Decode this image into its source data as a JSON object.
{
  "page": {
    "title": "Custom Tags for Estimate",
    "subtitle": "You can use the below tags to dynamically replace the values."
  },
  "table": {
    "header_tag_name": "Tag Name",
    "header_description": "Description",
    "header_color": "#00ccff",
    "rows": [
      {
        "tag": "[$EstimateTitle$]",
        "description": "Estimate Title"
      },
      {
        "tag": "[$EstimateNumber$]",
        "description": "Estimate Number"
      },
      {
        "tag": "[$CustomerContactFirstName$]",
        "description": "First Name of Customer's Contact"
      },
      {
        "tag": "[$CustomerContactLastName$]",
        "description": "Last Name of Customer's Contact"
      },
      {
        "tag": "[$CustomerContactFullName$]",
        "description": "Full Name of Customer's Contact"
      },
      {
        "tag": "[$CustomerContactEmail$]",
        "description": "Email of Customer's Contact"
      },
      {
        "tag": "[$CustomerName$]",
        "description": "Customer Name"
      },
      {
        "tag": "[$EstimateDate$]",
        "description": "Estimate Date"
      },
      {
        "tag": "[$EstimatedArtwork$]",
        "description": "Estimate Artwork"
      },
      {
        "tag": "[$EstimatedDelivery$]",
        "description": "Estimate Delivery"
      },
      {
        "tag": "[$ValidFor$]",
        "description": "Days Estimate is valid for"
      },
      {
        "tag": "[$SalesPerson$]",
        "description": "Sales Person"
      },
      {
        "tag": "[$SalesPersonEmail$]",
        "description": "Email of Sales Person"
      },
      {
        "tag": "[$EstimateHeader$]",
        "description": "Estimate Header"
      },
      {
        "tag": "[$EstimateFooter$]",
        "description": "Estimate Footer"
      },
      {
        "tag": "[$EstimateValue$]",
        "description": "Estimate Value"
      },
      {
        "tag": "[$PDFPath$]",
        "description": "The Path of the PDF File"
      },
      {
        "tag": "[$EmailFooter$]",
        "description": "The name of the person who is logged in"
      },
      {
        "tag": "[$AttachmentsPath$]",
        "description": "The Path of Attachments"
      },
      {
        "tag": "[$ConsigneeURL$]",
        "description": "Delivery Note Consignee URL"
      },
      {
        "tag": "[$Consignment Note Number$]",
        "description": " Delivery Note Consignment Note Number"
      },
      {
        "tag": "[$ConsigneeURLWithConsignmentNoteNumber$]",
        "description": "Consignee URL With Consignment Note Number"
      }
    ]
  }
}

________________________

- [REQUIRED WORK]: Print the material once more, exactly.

- [ANSWER SECTION]:
Decode this image into its source data as a JSON object.
{
  "page": {
    "title": "Custom Tags for Estimate",
    "subtitle": "You can use the below tags to dynamically replace the values."
  },
  "table": {
    "header_tag_name": "Tag Name",
    "header_description": "Description",
    "header_color": "#00ccff",
    "rows": [
      {
        "tag": "[$EstimateTitle$]",
        "description": "Estimate Title"
      },
      {
        "tag": "[$EstimateNumber$]",
        "description": "Estimate Number"
      },
      {
        "tag": "[$CustomerContactFirstName$]",
        "description": "First Name of Customer's Contact"
      },
      {
        "tag": "[$CustomerContactLastName$]",
        "description": "Last Name of Customer's Contact"
      },
      {
        "tag": "[$CustomerContactFullName$]",
        "description": "Full Name of Customer's Contact"
      },
      {
        "tag": "[$CustomerContactEmail$]",
        "description": "Email of Customer's Contact"
      },
      {
        "tag": "[$CustomerName$]",
        "description": "Customer Name"
      },
      {
        "tag": "[$EstimateDate$]",
        "description": "Estimate Date"
      },
      {
        "tag": "[$EstimatedArtwork$]",
        "description": "Estimate Artwork"
      },
      {
        "tag": "[$EstimatedDelivery$]",
        "description": "Estimate Delivery"
      },
      {
        "tag": "[$ValidFor$]",
        "description": "Days Estimate is valid for"
      },
      {
        "tag": "[$SalesPerson$]",
        "description": "Sales Person"
      },
      {
        "tag": "[$SalesPersonEmail$]",
        "description": "Email of Sales Person"
      },
      {
        "tag": "[$EstimateHeader$]",
        "description": "Estimate Header"
      },
      {
        "tag": "[$EstimateFooter$]",
        "description": "Estimate Footer"
      },
      {
        "tag": "[$EstimateValue$]",
        "description": "Estimate Value"
      },
      {
        "tag": "[$PDFPath$]",
        "description": "The Path of the PDF File"
      },
      {
        "tag": "[$EmailFooter$]",
        "description": "The name of the person who is logged in"
      },
      {
        "tag": "[$AttachmentsPath$]",
        "description": "The Path of Attachments"
      },
      {
        "tag": "[$ConsigneeURL$]",
        "description": "Delivery Note Consignee URL"
      },
      {
        "tag": "[$Consignment Note Number$]",
        "description": " Delivery Note Consignment Note Number"
      },
      {
        "tag": "[$ConsigneeURLWithConsignmentNoteNumber$]",
        "description": "Consignee URL With Consignment Note Number"
      }
    ]
  }
}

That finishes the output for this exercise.